• [Task statement]
Report every line below that has the string "Tags" in it.

(Records Opens)

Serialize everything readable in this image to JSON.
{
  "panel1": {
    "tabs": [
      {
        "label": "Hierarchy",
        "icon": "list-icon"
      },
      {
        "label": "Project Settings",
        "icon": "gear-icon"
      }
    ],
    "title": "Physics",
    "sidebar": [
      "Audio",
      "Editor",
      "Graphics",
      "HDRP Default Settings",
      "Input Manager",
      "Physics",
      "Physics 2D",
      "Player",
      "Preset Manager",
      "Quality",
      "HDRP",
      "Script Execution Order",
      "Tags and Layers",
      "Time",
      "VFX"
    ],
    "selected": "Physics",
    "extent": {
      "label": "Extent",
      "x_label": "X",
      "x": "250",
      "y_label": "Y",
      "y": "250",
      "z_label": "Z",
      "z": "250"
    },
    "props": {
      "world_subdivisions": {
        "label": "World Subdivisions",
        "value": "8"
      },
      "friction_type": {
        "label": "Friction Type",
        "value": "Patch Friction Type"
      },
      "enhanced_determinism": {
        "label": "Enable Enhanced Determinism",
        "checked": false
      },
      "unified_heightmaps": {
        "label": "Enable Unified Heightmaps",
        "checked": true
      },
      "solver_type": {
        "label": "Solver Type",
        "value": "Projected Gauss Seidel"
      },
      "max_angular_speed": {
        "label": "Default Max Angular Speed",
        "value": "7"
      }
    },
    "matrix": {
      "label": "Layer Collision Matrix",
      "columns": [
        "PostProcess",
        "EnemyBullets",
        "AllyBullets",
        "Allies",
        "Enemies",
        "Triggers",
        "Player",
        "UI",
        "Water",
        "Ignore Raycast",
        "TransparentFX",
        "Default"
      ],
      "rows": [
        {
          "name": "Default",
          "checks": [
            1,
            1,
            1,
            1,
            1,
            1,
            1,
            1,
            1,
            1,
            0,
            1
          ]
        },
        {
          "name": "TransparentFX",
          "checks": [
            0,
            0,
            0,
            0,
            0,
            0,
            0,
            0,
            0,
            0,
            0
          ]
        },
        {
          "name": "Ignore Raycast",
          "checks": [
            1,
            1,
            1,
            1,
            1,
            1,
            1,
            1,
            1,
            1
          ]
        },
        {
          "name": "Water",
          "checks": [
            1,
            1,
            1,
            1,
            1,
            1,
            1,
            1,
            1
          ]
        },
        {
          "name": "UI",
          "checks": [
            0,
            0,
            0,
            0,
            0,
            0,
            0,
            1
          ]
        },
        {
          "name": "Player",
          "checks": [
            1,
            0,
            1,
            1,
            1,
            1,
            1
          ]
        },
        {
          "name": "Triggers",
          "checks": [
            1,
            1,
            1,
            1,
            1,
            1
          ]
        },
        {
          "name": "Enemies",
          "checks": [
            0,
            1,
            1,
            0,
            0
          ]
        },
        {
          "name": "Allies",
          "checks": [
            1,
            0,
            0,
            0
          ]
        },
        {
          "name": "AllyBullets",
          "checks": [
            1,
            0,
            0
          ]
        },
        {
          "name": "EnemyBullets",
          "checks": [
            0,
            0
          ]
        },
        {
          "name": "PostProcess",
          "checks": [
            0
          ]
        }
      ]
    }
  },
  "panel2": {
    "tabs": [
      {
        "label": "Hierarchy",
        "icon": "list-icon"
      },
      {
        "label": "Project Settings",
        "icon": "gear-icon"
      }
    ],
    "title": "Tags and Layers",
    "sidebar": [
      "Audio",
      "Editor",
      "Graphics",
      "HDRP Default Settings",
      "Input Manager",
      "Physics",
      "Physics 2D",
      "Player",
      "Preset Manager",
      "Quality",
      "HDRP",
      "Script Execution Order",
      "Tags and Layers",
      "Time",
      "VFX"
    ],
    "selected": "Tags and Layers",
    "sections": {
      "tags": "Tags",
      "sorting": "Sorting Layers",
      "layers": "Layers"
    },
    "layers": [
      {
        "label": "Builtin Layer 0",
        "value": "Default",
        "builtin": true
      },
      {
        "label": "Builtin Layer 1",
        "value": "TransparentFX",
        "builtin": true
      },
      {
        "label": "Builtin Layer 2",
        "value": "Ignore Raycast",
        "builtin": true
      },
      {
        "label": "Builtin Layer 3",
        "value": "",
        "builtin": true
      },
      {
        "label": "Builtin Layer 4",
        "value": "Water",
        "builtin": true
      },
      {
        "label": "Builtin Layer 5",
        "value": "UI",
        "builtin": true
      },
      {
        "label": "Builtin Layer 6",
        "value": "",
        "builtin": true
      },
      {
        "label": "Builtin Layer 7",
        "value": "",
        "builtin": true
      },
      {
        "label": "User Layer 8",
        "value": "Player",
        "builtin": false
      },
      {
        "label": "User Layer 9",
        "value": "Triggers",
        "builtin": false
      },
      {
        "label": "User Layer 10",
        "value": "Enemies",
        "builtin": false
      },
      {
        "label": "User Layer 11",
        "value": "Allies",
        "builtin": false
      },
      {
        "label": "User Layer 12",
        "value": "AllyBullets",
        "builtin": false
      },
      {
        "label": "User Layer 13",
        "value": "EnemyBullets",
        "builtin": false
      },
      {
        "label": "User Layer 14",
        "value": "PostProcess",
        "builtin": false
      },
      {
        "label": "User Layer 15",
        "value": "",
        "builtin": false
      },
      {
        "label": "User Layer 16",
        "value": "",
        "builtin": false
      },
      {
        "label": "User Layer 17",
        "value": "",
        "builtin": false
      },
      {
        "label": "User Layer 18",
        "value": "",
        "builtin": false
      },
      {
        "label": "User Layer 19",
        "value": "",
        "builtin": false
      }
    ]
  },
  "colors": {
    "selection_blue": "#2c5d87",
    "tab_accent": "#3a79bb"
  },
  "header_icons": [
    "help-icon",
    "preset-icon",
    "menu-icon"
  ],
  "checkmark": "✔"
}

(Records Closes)

• [Written answer]
      "Tags and Layers",
    "title": "Tags and Layers",
      "Tags and Layers",
    "selected": "Tags and Layers",
      "tags": "Tags",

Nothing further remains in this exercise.